Exactly why is
Choose * bad practice? Would it not mean less code to alter should you added a brand new column you desired?
I realize that
Choose COUNT(*) is really a performance problem on some DBs, but let's say you actually wanted every column?
You will find really three major reasons:
Ineffectiveness in moving data towards the consumer. Whenever you Choose *, you are frequently locating more posts in the database than the application really must function. This will cause more data to maneuver in the database server towards the client, slowing down access and growing strain on your machines, in addition to taking additional time to visit over the network. This is also true when someone adds new posts to underlying tables that did not exist and were not needed once the original customers coded their data access.

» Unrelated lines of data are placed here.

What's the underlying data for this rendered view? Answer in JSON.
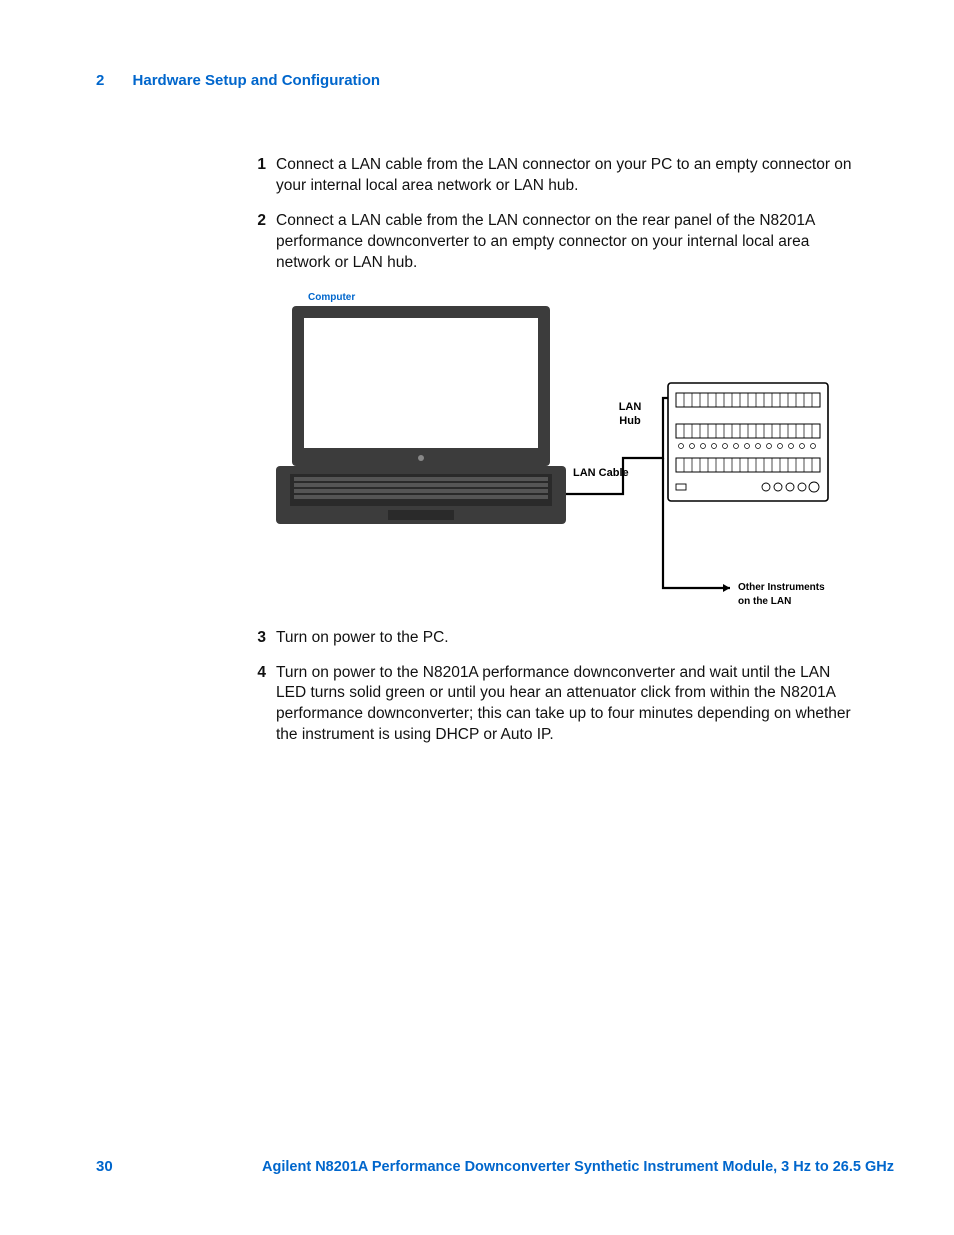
{
  "header": {
    "chapter_number": "2",
    "chapter_title": "Hardware Setup and Configuration"
  },
  "steps": [
    {
      "num": "1",
      "text": "Connect a LAN cable from the LAN connector on your PC to an empty connector on your internal local area network or LAN hub."
    },
    {
      "num": "2",
      "text": "Connect a LAN cable from the LAN connector on the rear panel of the N8201A performance downconverter to an empty connector on your internal local area network or LAN hub."
    },
    {
      "num": "3",
      "text": "Turn on power to the PC."
    },
    {
      "num": "4",
      "text": "Turn on power to the N8201A performance downconverter and wait until the LAN LED turns solid green or until you hear an attenuator click from within the N8201A performance downconverter; this can take up to four minutes depending on whether the instrument is using DHCP or Auto IP."
    }
  ],
  "diagram": {
    "labels": {
      "computer": "Computer",
      "lan_hub": "LAN Hub",
      "lan_cable": "LAN Cable",
      "other_instruments_line1": "Other Instruments",
      "other_instruments_line2": "on the LAN"
    }
  },
  "footer": {
    "page_number": "30",
    "title": "Agilent N8201A Performance Downconverter Synthetic Instrument Module, 3 Hz to 26.5 GHz"
  }
}
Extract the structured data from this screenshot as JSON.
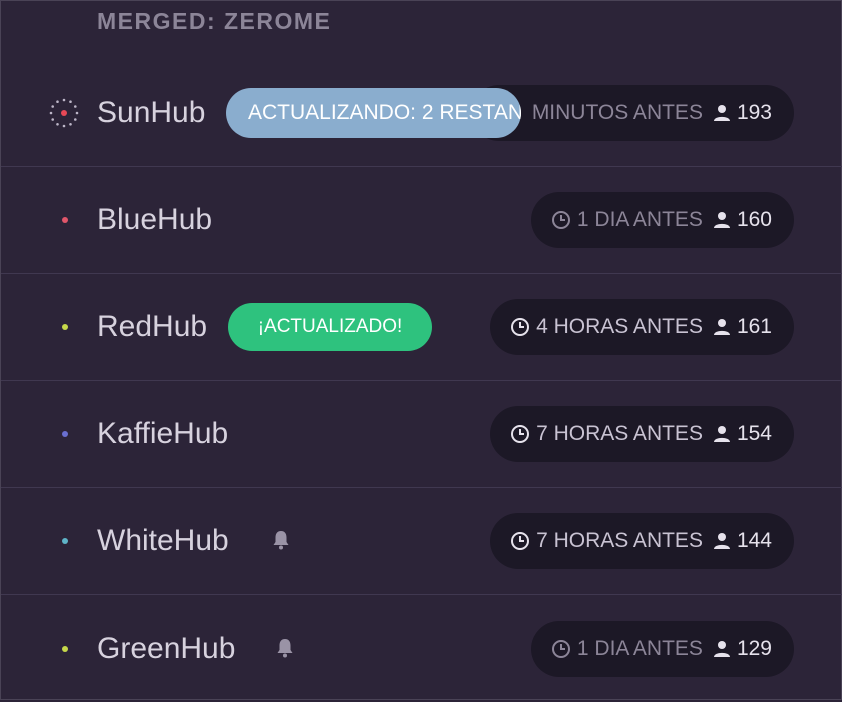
{
  "section": {
    "title": "MERGED: ZEROME"
  },
  "hubs": [
    {
      "name": "SunHub",
      "dot_color": "#e74856",
      "status": "updating",
      "updating_label": "ACTUALIZANDO: 2 RESTAN",
      "time": "MINUTOS ANTES",
      "users": "193",
      "bell": false
    },
    {
      "name": "BlueHub",
      "dot_color": "#e0566a",
      "status": "",
      "time": "1 DIA ANTES",
      "users": "160",
      "bell": false
    },
    {
      "name": "RedHub",
      "dot_color": "#c6d84a",
      "status": "updated",
      "status_label": "¡ACTUALIZADO!",
      "time": "4 HORAS ANTES",
      "users": "161",
      "bell": false
    },
    {
      "name": "KaffieHub",
      "dot_color": "#6a6fd0",
      "status": "",
      "time": "7 HORAS ANTES",
      "users": "154",
      "bell": false
    },
    {
      "name": "WhiteHub",
      "dot_color": "#5fb4c8",
      "status": "",
      "time": "7 HORAS ANTES",
      "users": "144",
      "bell": true
    },
    {
      "name": "GreenHub",
      "dot_color": "#c6d84a",
      "status": "",
      "time": "1 DIA ANTES",
      "users": "129",
      "bell": true
    }
  ],
  "icons": {
    "clock": "clock-icon",
    "user": "user-icon",
    "bell": "bell-icon",
    "spinner": "loading-spinner-icon"
  },
  "colors": {
    "background": "#2c2438",
    "pill_background": "#1c1826",
    "updated_badge": "#2ec27e",
    "updating_badge": "#8aadce"
  }
}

Indexing issues. Think about a scenario where you need to tune a question to an advanced of performance. Should you use *, also it came back more posts than you really needed, the server would frequently need to perform more costly techniques to retrieve your computer data of computer otherwise might. For instance, you would not have the ability to create a catalog which simply covered the posts inside your Choose list, and even when you probably did (including all posts [shudder]), the following guy who came around and added a column towards the underlying table would make the optimizer to disregard your enhanced covering index, and you'd likely discover that the performance of the query would drop substantially for no readily no reason.
Binding Problems. Whenever you Choose *, you can retrieve two posts of the identical title from two different tables. This could frequently crash your computer data consumer. Make a query that joins two tables, each of which have a column known as "ID". Wouldso would someone know that was which? Choose * may also confuse sights (a minimum of in certain versions SQL Server) when underlying table structures change -- the vista isn't reconstructed, and also the data which returns could be nonsense. And also the worst some of it is you can be certain to title your posts anything you want, however the next guy who arrives may have not a way of understanding that he needs to be worried about adding a column that will collide together with your already-developed names.
But it is not every harmful to Choose *. I personally use it liberally of these use cases:
Ad-hoc queries. When attemping to debug something, especially off a narrow table I is probably not acquainted with, Choose * is frequently my closest friend. It will help me just see what's happening without needing to perform a ton of research in regards to what the actual column names are. This reaches be considered a bigger "plus" the more the column names get.
When * means "a row". Within the following use cases, Choose * is simply fine, and gossips it's a performance killer are simply urban stories who have had some validity a long time ago, try not to now:
Choose COUNT(*) FROM table
within this situation, * means "count the rows". Should you make use of a column title rather than * , it might count the rows where that column's value wasn't null. COUNT(*), in my experience, really drives home the notion that you are counting rows, and also you avoid strange edge-cases triggered by NULLs being removed out of your aggregates.
Same goes using this type of query:
Choose a.ID FROM TableA a WHERE Is available ( Choose * FROM TableB b WHERE b.ID = a.B_ID)
in a database with credibility, * means "a row". It does not appear you devote the subquery. Many people use b's ID within the Choose list, or they normally use the most important, but IMO individuals conventions are virtually nonsensical. That which you mean is "count the row", and that is what * signifies. Most query optimizers available are wise enough to understand this. (Though to tell the truth, I only know this to be real with SQL Server and Oracle.)